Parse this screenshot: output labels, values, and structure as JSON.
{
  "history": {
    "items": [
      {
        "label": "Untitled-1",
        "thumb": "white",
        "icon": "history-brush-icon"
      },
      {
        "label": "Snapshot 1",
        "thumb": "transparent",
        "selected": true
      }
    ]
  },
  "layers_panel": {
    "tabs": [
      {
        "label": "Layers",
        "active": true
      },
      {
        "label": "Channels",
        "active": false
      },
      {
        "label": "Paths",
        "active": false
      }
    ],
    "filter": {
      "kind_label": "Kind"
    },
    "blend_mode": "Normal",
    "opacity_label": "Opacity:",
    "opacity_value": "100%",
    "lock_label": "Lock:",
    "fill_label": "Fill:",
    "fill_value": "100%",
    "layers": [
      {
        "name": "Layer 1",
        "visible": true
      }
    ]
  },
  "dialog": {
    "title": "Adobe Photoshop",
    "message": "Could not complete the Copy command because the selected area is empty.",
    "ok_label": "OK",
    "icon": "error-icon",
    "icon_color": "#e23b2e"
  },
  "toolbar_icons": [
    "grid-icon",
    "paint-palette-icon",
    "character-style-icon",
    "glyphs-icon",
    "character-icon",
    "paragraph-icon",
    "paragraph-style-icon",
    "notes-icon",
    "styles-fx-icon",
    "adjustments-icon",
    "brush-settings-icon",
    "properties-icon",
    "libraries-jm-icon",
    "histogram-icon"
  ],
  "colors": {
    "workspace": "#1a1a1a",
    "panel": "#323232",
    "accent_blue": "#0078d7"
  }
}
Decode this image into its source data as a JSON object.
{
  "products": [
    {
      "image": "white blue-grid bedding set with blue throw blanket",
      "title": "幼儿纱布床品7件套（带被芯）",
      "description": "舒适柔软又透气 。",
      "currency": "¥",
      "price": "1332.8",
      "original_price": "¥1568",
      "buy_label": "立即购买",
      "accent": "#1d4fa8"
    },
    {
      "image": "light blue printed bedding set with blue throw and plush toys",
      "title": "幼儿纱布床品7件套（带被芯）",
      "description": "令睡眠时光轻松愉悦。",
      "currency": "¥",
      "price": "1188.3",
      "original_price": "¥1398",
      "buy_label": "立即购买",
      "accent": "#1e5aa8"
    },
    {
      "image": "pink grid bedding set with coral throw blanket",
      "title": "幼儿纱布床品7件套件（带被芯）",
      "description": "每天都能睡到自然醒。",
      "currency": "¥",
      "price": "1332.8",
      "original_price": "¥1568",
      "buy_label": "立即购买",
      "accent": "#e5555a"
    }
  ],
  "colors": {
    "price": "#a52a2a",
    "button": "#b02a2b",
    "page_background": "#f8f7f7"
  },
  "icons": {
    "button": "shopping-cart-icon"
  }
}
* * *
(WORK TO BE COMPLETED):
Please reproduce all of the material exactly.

(ANSWER TO THIS EXERCISE):
Parse this screenshot: output labels, values, and structure as JSON.
{
  "history": {
    "items": [
      {
        "label": "Untitled-1",
        "thumb": "white",
        "icon": "history-brush-icon"
      },
      {
        "label": "Snapshot 1",
        "thumb": "transparent",
        "selected": true
      }
    ]
  },
  "layers_panel": {
    "tabs": [
      {
        "label": "Layers",
        "active": true
      },
      {
        "label": "Channels",
        "active": false
      },
      {
        "label": "Paths",
        "active": false
      }
    ],
    "filter": {
      "kind_label": "Kind"
    },
    "blend_mode": "Normal",
    "opacity_label": "Opacity:",
    "opacity_value": "100%",
    "lock_label": "Lock:",
    "fill_label": "Fill:",
    "fill_value": "100%",
    "layers": [
      {
        "name": "Layer 1",
        "visible": true
      }
    ]
  },
  "dialog": {
    "title": "Adobe Photoshop",
    "message": "Could not complete the Copy command because the selected area is empty.",
    "ok_label": "OK",
    "icon": "error-icon",
    "icon_color": "#e23b2e"
  },
  "toolbar_icons": [
    "grid-icon",
    "paint-palette-icon",
    "character-style-icon",
    "glyphs-icon",
    "character-icon",
    "paragraph-icon",
    "paragraph-style-icon",
    "notes-icon",
    "styles-fx-icon",
    "adjustments-icon",
    "brush-settings-icon",
    "properties-icon",
    "libraries-jm-icon",
    "histogram-icon"
  ],
  "colors": {
    "workspace": "#1a1a1a",
    "panel": "#323232",
    "accent_blue": "#0078d7"
  }
}
Decode this image into its source data as a JSON object.
{
  "products": [
    {
      "image": "white blue-grid bedding set with blue throw blanket",
      "title": "幼儿纱布床品7件套（带被芯）",
      "description": "舒适柔软又透气 。",
      "currency": "¥",
      "price": "1332.8",
      "original_price": "¥1568",
      "buy_label": "立即购买",
      "accent": "#1d4fa8"
    },
    {
      "image": "light blue printed bedding set with blue throw and plush toys",
      "title": "幼儿纱布床品7件套（带被芯）",
      "description": "令睡眠时光轻松愉悦。",
      "currency": "¥",
      "price": "1188.3",
      "original_price": "¥1398",
      "buy_label": "立即购买",
      "accent": "#1e5aa8"
    },
    {
      "image": "pink grid bedding set with coral throw blanket",
      "title": "幼儿纱布床品7件套件（带被芯）",
      "description": "每天都能睡到自然醒。",
      "currency": "¥",
      "price": "1332.8",
      "original_price": "¥1568",
      "buy_label": "立即购买",
      "accent": "#e5555a"
    }
  ],
  "colors": {
    "price": "#a52a2a",
    "button": "#b02a2b",
    "page_background": "#f8f7f7"
  },
  "icons": {
    "button": "shopping-cart-icon"
  }
}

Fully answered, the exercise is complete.